As of May 11, 2012, the U.S. Citizenship and Immigration Services (USCIS) has received a total of approximately 51,500 H-1B cap filings for employment in FY 2013: 36,700 petitions have been receipted against the “regular cap” of 65,000 and 14,800 H-1B petitions have been receipted against the “Master’s cap” of 20,000 for foreign nationals with advanced degrees from U.S. universities and colleges.
The year 2018 saw the issuance of several noteworthy federal workplace safety and health decisions.
In January of 2019, Connecticut implemented legislation that, among other things, prohibited employers from inquiring about an applicant’s prior salary history.

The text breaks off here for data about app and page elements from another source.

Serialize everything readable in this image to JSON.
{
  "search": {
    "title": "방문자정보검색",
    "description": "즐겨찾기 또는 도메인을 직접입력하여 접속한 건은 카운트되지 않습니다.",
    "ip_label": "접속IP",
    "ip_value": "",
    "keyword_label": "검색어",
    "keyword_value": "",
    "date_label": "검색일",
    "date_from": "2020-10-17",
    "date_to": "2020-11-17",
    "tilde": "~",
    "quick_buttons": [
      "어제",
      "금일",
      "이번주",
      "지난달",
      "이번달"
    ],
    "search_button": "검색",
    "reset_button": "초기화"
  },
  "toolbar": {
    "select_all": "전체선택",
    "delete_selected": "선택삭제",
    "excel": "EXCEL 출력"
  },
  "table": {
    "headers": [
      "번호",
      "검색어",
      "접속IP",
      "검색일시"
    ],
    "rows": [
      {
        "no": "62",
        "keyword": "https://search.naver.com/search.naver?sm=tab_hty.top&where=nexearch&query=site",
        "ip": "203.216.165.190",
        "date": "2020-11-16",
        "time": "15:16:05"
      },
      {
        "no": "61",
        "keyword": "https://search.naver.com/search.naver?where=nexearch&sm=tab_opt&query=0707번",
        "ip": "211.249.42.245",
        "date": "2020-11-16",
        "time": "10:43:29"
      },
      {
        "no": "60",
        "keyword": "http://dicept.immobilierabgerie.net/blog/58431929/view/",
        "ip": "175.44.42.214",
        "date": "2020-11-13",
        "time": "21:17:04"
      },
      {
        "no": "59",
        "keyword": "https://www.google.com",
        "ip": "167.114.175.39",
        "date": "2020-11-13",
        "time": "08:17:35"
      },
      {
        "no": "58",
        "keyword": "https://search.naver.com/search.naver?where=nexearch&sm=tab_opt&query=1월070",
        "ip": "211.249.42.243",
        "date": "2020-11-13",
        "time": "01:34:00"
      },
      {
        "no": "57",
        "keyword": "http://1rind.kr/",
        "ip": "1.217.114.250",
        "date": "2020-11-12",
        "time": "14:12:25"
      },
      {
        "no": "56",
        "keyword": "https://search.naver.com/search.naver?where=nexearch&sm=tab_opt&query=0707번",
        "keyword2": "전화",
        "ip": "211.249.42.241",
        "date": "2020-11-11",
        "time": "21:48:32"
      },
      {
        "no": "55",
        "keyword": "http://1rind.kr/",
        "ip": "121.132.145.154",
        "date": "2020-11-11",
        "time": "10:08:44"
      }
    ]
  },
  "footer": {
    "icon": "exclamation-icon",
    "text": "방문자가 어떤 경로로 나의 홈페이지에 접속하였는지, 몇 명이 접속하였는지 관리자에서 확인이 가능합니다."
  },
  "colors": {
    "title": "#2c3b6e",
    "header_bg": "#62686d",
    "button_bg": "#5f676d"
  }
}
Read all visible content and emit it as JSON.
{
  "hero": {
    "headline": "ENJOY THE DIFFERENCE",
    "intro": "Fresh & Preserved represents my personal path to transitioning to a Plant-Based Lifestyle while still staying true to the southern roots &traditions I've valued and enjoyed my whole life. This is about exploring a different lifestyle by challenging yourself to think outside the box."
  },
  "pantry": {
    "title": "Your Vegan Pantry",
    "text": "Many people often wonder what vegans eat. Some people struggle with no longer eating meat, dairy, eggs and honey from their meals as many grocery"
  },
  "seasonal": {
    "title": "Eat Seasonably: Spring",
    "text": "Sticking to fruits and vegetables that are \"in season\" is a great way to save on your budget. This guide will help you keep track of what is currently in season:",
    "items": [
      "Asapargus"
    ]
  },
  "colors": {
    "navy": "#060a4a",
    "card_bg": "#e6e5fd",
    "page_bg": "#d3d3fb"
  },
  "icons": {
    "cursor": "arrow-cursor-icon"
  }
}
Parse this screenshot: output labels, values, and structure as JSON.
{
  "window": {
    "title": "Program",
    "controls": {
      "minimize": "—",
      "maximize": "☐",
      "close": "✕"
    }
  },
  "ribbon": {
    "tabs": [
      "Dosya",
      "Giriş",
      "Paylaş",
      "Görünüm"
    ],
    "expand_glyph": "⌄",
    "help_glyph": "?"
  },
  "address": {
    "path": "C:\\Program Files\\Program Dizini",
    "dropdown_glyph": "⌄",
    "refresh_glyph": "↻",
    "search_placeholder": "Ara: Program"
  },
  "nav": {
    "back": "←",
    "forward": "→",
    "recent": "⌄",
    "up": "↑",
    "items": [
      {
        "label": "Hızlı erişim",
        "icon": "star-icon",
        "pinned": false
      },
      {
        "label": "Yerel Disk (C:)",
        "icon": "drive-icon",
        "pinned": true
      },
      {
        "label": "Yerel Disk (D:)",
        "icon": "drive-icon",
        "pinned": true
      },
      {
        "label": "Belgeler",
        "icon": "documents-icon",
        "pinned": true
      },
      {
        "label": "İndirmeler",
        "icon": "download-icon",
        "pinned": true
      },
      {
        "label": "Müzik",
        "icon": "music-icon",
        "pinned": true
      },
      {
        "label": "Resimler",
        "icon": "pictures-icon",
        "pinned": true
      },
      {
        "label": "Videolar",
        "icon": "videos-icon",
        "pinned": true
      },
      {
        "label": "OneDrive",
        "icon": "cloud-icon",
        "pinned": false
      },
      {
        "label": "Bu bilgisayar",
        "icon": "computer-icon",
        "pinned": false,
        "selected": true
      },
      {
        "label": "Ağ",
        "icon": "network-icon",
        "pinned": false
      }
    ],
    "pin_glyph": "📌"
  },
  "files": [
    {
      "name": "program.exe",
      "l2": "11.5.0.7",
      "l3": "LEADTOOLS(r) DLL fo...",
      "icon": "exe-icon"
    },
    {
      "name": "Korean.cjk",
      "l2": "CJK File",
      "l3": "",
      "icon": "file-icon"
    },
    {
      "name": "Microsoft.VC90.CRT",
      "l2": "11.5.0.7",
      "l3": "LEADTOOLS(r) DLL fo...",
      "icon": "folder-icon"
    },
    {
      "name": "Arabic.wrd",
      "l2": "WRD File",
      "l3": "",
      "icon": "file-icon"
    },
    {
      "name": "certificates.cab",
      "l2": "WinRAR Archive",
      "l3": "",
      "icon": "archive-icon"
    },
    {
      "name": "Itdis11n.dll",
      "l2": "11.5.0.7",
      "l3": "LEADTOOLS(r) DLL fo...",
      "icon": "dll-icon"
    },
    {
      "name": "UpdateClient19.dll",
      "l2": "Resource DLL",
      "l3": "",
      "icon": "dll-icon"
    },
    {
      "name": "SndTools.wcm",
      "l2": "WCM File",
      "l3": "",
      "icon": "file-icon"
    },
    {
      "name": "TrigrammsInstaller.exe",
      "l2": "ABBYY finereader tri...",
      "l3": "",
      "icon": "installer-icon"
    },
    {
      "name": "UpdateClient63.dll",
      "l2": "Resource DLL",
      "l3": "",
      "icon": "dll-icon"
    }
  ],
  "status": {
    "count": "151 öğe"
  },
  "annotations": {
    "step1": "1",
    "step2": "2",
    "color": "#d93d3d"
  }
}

The Nutmeg State took it a step further yesterday, when Governor Ned Lamont signed House Bill No. 6380, titled “An Act Concerning the Disclosure of Salary Range for a Vacant Position.” As the name suggests, the new law requires employers to disclose the “wage range” for vacant positions to employees and prospective employees, under a variety of circumstances.
Since the death of Associate Justice Antonin Scalia of the Supreme Court of the United States, the political world has been waiting—through a failed nomination of a successor, a presidential campaign and election, and the controversial first weeks of a new administration—for a new justice to take his or her place on the Court. Almost one year after Scalia’s death in February of 2016, the wait may soon be over. On the morning of January 30, 2017, President Donald Trump announced that he had decided whom he would nominate to fill the vacancy on the Supreme Court.